**Requirement**
Give the entries again in full. Nothing may be altered.

**Recorded information**
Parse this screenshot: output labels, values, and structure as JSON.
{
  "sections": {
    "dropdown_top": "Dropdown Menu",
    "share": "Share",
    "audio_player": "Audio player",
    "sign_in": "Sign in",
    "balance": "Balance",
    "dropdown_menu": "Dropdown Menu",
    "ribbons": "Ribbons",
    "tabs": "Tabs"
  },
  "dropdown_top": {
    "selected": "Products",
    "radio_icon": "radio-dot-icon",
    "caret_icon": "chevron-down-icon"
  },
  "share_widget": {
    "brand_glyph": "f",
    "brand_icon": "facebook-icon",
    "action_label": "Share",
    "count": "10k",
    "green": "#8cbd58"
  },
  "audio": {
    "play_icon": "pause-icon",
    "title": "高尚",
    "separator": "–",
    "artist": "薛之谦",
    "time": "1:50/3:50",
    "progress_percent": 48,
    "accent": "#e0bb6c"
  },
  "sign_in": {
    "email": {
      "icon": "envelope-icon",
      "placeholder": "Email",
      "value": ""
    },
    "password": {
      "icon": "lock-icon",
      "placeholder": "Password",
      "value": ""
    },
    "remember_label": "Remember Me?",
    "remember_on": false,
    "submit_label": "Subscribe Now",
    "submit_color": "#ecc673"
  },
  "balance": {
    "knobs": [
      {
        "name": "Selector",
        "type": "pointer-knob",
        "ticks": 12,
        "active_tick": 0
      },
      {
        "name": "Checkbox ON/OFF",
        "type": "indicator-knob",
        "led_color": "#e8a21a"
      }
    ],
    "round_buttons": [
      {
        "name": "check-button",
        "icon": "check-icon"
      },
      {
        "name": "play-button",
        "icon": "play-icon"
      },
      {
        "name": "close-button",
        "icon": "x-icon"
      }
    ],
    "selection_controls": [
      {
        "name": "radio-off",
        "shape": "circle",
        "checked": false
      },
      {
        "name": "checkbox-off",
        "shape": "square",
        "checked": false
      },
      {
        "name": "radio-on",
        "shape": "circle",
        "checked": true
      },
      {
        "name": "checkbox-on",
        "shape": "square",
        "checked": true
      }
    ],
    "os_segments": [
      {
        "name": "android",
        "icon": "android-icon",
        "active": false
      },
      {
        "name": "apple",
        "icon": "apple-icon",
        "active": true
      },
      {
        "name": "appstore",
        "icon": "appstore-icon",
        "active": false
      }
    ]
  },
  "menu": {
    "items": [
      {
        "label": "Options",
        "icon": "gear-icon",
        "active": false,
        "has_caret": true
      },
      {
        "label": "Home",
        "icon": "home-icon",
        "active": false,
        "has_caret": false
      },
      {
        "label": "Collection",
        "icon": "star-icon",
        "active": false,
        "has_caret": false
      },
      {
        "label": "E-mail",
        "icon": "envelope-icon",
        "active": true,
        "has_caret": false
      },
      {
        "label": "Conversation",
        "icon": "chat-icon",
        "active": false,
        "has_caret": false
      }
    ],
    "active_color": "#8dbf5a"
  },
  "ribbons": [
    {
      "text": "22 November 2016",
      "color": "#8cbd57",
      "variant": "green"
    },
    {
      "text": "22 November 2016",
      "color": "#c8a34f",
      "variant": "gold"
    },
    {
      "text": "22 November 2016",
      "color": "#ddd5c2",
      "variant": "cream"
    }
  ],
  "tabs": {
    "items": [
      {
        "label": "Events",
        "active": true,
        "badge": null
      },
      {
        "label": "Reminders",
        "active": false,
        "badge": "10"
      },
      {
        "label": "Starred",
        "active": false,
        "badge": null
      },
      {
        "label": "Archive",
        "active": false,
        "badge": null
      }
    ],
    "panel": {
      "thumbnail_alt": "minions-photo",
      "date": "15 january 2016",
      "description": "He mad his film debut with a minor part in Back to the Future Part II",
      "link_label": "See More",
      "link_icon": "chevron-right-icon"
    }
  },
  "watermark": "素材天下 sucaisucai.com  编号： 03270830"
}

**Written solution**
Parse this screenshot: output labels, values, and structure as JSON.
{
  "sections": {
    "dropdown_top": "Dropdown Menu",
    "share": "Share",
    "audio_player": "Audio player",
    "sign_in": "Sign in",
    "balance": "Balance",
    "dropdown_menu": "Dropdown Menu",
    "ribbons": "Ribbons",
    "tabs": "Tabs"
  },
  "dropdown_top": {
    "selected": "Products",
    "radio_icon": "radio-dot-icon",
    "caret_icon": "chevron-down-icon"
  },
  "share_widget": {
    "brand_glyph": "f",
    "brand_icon": "facebook-icon",
    "action_label": "Share",
    "count": "10k",
    "green": "#8cbd58"
  },
  "audio": {
    "play_icon": "pause-icon",
    "title": "高尚",
    "separator": "–",
    "artist": "薛之谦",
    "time": "1:50/3:50",
    "progress_percent": 48,
    "accent": "#e0bb6c"
  },
  "sign_in": {
    "email": {
      "icon": "envelope-icon",
      "placeholder": "Email",
      "value": ""
    },
    "password": {
      "icon": "lock-icon",
      "placeholder": "Password",
      "value": ""
    },
    "remember_label": "Remember Me?",
    "remember_on": false,
    "submit_label": "Subscribe Now",
    "submit_color": "#ecc673"
  },
  "balance": {
    "knobs": [
      {
        "name": "Selector",
        "type": "pointer-knob",
        "ticks": 12,
        "active_tick": 0
      },
      {
        "name": "Checkbox ON/OFF",
        "type": "indicator-knob",
        "led_color": "#e8a21a"
      }
    ],
    "round_buttons": [
      {
        "name": "check-button",
        "icon": "check-icon"
      },
      {
        "name": "play-button",
        "icon": "play-icon"
      },
      {
        "name": "close-button",
        "icon": "x-icon"
      }
    ],
    "selection_controls": [
      {
        "name": "radio-off",
        "shape": "circle",
        "checked": false
      },
      {
        "name": "checkbox-off",
        "shape": "square",
        "checked": false
      },
      {
        "name": "radio-on",
        "shape": "circle",
        "checked": true
      },
      {
        "name": "checkbox-on",
        "shape": "square",
        "checked": true
      }
    ],
    "os_segments": [
      {
        "name": "android",
        "icon": "android-icon",
        "active": false
      },
      {
        "name": "apple",
        "icon": "apple-icon",
        "active": true
      },
      {
        "name": "appstore",
        "icon": "appstore-icon",
        "active": false
      }
    ]
  },
  "menu": {
    "items": [
      {
        "label": "Options",
        "icon": "gear-icon",
        "active": false,
        "has_caret": true
      },
      {
        "label": "Home",
        "icon": "home-icon",
        "active": false,
        "has_caret": false
      },
      {
        "label": "Collection",
        "icon": "star-icon",
        "active": false,
        "has_caret": false
      },
      {
        "label": "E-mail",
        "icon": "envelope-icon",
        "active": true,
        "has_caret": false
      },
      {
        "label": "Conversation",
        "icon": "chat-icon",
        "active": false,
        "has_caret": false
      }
    ],
    "active_color": "#8dbf5a"
  },
  "ribbons": [
    {
      "text": "22 November 2016",
      "color": "#8cbd57",
      "variant": "green"
    },
    {
      "text": "22 November 2016",
      "color": "#c8a34f",
      "variant": "gold"
    },
    {
      "text": "22 November 2016",
      "color": "#ddd5c2",
      "variant": "cream"
    }
  ],
  "tabs": {
    "items": [
      {
        "label": "Events",
        "active": true,
        "badge": null
      },
      {
        "label": "Reminders",
        "active": false,
        "badge": "10"
      },
      {
        "label": "Starred",
        "active": false,
        "badge": null
      },
      {
        "label": "Archive",
        "active": false,
        "badge": null
      }
    ],
    "panel": {
      "thumbnail_alt": "minions-photo",
      "date": "15 january 2016",
      "description": "He mad his film debut with a minor part in Back to the Future Part II",
      "link_label": "See More",
      "link_icon": "chevron-right-icon"
    }
  },
  "watermark": "素材天下 sucaisucai.com  编号： 03270830"
}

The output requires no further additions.